WHAT IS EXPECTED »
Please give, exactly as they appear below, the line with "Enumerate this screenshot's" and every line after it through the final one, and nothing else.

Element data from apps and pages
◇ ◇ ◇ ◇ ◇

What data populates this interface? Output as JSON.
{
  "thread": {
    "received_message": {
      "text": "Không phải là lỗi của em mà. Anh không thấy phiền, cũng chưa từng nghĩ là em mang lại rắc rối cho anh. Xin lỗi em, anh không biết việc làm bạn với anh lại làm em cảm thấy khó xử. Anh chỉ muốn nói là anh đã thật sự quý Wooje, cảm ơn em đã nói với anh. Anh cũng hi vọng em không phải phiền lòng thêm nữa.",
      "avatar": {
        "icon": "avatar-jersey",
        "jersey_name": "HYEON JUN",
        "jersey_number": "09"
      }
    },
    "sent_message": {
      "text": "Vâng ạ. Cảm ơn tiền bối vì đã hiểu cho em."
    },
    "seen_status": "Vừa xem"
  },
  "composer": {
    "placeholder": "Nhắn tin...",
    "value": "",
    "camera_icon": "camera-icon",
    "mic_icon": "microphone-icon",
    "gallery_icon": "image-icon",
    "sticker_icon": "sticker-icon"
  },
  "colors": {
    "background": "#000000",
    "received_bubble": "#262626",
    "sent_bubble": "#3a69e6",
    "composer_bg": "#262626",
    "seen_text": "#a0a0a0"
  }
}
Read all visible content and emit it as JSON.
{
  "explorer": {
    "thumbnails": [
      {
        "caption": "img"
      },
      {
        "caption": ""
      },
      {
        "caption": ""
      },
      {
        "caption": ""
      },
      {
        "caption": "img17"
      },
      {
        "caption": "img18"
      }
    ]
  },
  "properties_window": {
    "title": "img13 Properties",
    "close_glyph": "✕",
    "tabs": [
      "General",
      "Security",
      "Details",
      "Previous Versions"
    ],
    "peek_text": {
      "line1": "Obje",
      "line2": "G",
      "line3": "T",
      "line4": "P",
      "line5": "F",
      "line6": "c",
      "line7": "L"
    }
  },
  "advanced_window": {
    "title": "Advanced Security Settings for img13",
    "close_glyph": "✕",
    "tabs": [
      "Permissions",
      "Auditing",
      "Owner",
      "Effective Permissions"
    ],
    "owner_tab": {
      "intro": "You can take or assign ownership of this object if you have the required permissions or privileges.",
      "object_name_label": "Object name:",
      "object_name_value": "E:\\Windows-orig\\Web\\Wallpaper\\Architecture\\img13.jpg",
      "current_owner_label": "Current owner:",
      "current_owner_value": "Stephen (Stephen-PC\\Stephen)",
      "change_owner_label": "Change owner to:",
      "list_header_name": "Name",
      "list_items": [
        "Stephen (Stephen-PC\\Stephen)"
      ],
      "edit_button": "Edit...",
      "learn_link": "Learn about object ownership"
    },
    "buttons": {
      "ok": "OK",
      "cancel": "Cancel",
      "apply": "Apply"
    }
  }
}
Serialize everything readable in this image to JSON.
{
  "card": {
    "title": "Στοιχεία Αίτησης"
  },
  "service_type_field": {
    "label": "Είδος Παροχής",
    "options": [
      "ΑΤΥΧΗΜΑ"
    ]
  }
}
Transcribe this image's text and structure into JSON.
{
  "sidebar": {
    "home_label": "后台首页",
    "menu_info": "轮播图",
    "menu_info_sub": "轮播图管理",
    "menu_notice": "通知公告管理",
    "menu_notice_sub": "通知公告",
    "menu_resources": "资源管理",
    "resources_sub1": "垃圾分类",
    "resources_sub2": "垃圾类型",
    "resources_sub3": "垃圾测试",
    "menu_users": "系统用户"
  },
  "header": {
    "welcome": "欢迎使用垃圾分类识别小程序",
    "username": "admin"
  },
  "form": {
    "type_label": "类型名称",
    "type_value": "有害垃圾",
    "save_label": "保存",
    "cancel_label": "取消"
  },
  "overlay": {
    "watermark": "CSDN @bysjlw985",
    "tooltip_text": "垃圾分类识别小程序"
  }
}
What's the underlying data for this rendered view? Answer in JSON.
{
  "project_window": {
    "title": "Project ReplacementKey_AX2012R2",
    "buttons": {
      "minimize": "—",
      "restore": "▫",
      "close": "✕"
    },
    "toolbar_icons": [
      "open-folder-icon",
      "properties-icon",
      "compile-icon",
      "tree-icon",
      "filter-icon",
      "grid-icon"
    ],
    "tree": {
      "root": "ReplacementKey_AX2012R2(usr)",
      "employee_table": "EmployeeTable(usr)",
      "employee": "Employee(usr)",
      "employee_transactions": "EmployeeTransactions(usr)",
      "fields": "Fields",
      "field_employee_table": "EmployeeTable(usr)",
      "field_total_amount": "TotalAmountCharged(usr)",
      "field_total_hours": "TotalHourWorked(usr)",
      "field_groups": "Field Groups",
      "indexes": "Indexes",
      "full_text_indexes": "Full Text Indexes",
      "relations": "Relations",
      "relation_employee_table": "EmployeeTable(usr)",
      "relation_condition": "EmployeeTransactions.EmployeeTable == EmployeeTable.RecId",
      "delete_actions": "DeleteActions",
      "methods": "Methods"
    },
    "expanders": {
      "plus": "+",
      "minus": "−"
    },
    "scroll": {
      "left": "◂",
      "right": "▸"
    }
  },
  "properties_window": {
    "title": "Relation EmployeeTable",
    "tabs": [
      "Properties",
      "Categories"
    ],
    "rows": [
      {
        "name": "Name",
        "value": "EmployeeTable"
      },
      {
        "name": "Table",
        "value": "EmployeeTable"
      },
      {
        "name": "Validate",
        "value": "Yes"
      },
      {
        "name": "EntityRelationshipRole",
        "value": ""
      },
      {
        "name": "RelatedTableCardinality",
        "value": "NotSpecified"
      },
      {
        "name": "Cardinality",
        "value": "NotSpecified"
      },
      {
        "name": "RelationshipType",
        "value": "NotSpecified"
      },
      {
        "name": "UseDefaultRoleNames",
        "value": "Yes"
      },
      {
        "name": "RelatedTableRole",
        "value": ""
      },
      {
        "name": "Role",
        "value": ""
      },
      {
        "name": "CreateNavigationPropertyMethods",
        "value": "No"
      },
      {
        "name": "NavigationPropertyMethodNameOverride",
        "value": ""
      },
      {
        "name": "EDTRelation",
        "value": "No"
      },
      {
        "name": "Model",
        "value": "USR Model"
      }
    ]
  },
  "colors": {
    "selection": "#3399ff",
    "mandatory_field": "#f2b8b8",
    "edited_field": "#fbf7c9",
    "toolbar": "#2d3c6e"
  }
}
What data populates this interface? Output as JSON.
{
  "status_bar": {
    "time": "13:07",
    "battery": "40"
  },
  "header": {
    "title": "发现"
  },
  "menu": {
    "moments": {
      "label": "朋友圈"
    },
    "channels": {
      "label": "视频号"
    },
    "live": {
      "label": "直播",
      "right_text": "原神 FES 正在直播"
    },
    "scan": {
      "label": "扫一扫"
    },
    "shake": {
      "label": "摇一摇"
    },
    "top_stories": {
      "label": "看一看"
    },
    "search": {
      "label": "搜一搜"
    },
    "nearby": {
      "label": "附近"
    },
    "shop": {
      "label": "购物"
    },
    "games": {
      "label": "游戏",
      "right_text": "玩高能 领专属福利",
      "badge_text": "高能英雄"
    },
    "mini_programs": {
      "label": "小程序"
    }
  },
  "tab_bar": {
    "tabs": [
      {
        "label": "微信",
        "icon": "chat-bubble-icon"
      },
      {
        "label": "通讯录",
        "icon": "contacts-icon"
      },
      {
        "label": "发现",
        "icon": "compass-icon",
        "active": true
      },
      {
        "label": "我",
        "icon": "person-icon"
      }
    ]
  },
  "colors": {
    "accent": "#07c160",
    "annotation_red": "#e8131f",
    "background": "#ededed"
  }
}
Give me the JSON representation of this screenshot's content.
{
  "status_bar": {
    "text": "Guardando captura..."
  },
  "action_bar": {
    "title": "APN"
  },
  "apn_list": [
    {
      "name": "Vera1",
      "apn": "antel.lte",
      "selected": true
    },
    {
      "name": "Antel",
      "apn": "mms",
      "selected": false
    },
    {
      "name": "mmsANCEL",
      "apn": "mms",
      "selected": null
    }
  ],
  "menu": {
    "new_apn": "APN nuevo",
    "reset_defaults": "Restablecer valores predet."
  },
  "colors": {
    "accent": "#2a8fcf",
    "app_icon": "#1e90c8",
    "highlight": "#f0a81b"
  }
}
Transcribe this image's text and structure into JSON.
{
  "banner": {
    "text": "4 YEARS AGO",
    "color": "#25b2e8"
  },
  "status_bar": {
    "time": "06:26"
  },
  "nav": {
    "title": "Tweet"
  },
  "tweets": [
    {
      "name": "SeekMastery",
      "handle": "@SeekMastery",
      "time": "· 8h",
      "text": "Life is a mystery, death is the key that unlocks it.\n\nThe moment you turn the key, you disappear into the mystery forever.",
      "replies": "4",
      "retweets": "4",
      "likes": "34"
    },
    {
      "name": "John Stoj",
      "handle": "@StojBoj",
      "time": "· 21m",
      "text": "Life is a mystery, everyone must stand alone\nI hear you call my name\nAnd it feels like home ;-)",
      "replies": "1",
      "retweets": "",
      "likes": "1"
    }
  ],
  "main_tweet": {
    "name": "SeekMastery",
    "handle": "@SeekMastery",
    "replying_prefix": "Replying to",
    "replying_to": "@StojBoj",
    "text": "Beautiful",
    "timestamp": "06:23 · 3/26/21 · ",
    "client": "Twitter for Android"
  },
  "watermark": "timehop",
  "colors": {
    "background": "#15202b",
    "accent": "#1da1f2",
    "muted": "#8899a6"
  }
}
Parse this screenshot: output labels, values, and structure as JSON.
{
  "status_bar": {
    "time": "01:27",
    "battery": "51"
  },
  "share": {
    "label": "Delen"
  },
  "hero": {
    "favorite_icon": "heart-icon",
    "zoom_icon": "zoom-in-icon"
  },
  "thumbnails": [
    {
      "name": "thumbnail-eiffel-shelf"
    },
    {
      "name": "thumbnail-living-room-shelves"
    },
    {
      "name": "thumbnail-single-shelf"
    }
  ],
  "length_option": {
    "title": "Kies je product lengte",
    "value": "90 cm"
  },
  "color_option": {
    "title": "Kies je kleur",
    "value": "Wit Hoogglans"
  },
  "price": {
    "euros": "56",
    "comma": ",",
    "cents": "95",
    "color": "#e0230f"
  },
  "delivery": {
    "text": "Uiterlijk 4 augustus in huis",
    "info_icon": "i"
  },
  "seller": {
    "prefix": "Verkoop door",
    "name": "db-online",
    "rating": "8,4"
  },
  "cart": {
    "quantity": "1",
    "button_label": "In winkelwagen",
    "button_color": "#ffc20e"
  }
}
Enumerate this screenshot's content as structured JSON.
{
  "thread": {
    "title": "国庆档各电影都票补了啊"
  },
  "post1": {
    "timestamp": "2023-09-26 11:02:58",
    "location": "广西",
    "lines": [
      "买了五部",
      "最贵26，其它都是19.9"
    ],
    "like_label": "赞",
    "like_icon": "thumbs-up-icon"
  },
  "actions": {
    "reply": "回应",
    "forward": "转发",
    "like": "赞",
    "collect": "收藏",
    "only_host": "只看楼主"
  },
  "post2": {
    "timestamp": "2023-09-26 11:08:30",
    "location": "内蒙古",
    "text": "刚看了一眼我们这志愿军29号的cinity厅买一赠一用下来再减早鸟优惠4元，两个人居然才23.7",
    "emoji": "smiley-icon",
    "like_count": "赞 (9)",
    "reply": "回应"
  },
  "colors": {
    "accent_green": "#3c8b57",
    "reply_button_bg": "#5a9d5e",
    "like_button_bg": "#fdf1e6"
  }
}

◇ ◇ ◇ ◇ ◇

TASK RESPONSE »
Enumerate this screenshot's content as structured JSON.
{
  "thread": {
    "title": "国庆档各电影都票补了啊"
  },
  "post1": {
    "timestamp": "2023-09-26 11:02:58",
    "location": "广西",
    "lines": [
      "买了五部",
      "最贵26，其它都是19.9"
    ],
    "like_label": "赞",
    "like_icon": "thumbs-up-icon"
  },
  "actions": {
    "reply": "回应",
    "forward": "转发",
    "like": "赞",
    "collect": "收藏",
    "only_host": "只看楼主"
  },
  "post2": {
    "timestamp": "2023-09-26 11:08:30",
    "location": "内蒙古",
    "text": "刚看了一眼我们这志愿军29号的cinity厅买一赠一用下来再减早鸟优惠4元，两个人居然才23.7",
    "emoji": "smiley-icon",
    "like_count": "赞 (9)",
    "reply": "回应"
  },
  "colors": {
    "accent_green": "#3c8b57",
    "reply_button_bg": "#5a9d5e",
    "like_button_bg": "#fdf1e6"
  }
}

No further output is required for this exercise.